Blanchard prepared mentally and physically for months with lots of emotions going into the match. Hearing what was being said admittedly hit her very hard, but she credits inner strength for remaining focused at the task at hand.
“With my family, my little sisters in there that weekend, in the front row to watch everything culminate at that event, it was special to me. I knew everything I’ve been through I was going to have to use to fuel me to go out there and perform to the best of my abilities — to be the best version of Tessa Blanchard that I can be that night, and go out there and win the world championship," she said.

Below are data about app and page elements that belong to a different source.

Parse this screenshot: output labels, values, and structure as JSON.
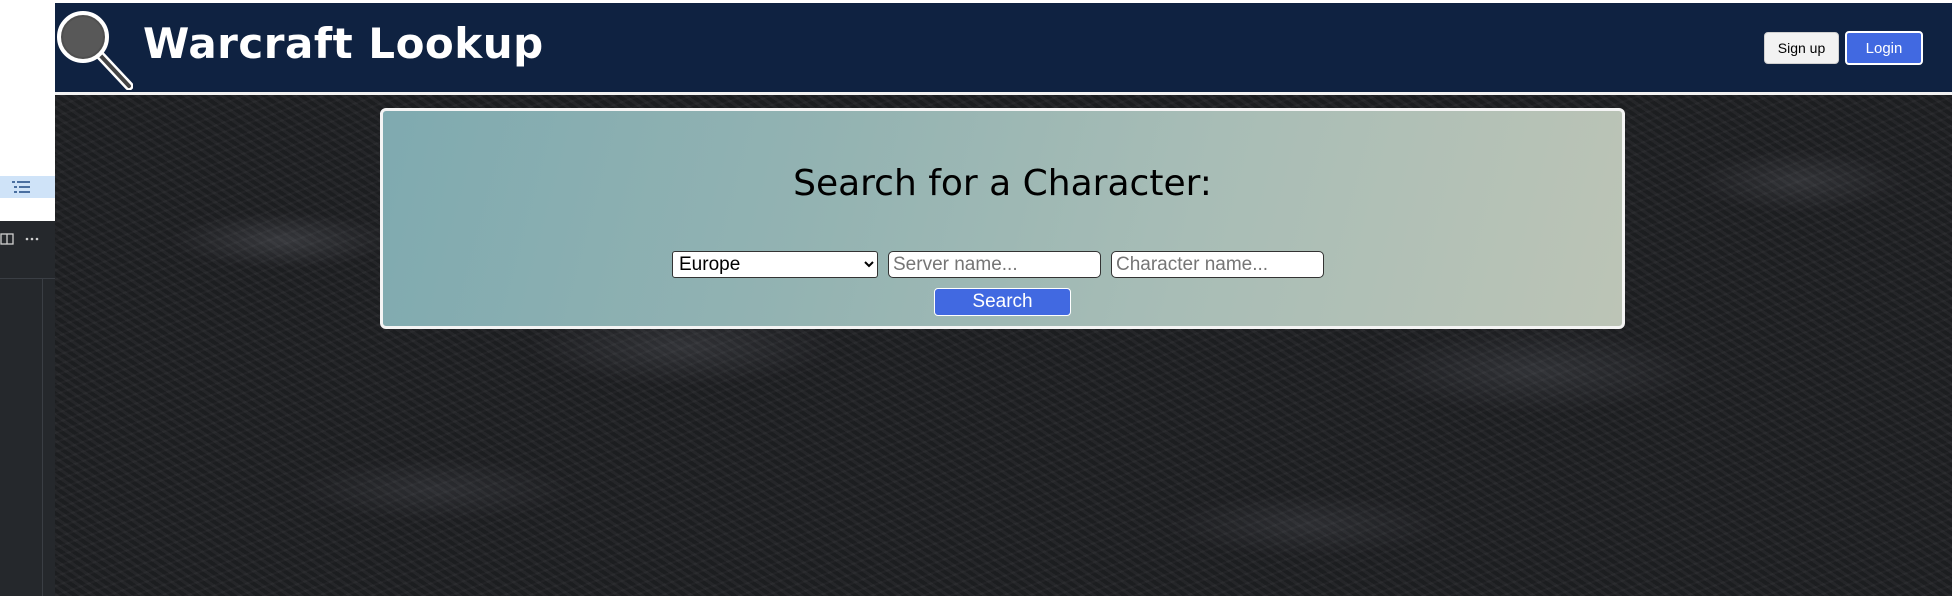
{
  "header": {
    "title": "Warcraft Lookup",
    "signup_label": "Sign up",
    "login_label": "Login",
    "background_color": "#0f2241",
    "accent_color": "#4169e1"
  },
  "search": {
    "heading": "Search for a Character:",
    "region_selected": "Europe",
    "region_options": [
      "Europe"
    ],
    "server_placeholder": "Server name...",
    "character_placeholder": "Character name...",
    "button_label": "Search"
  },
  "left_strip": {
    "icons": [
      "list-icon",
      "split-view-icon",
      "more-icon"
    ]
  }
}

"That way my little sister, who is 12, and other little girls and younger talent might look at me [and] see I took something that I’ve loved and I went and made myself great at it. And they can take what they love and become great at it too. That’s what motivated me. I can handle almost anything … I’m going to base my legacy on my work ethic. Not by trying to win some popularity contest.”
Blanchard doesn’t see the same person that she was in the past staring back at her in the mirror. The champion feels that inside and outside the ring is a constant learning experience.
“This isn’t a business for the timid, the meek, the too thin-skinned. I’ve been tested in this life, this journey, in this sport. One thing my dad always tells me is that I’ve graduated from the school of hard knocks,” Blanchard, the daughter of Four Horsemen Tully Blanchard, said.
“I’ve given some and taken some, but one thing I’ve never done is quit. Through this whole journey of the past six years of my career I’ve grown a lot as a person ... You grow and experience life and take those experiences, your fumbles, your wins, your losses, you use them as fuel to become the best person of yourself possible.
“One thing I’ve really learned is to show respect to people, even when they don’t deserve it. Not as a reflection of their character, but a reflection of my own.”
Blanchard stands at the top of the Impact Wrestling mountain unapologetically comfortable in her own skin. She wants to be proof that nobody can kill your dream.
“The world is going to ask you who you are every day you wake up. The money and fame and the TV and all the social media ... People say nice things about you. People say bad things about you. People will always have something to say. You’ve got to have the mental strength to know who you are,” Blanchard said.
“And if you don’t know that, then the world is going to come to you and tell you who you are. I’m a strong believer to know that I’m stronger than that and that the world can’t take away who I am because the world didn’t give it to me. That goes for everyone. The world can’t take away your dreams or tell you who you are because they didn’t give it to you. That’s the one thing I focused on, grown as a woman, grown as an athlete, grown as a sister, grown as a daughter. And hopefully grown as a leader.”
Impact Wrestling, Tuesdays, 8/7c, AXS TV
The company is presenting three nights of tapings February 7-9 as part of its “High Roller Tour” at Sam’s Town Live in Las Vegas.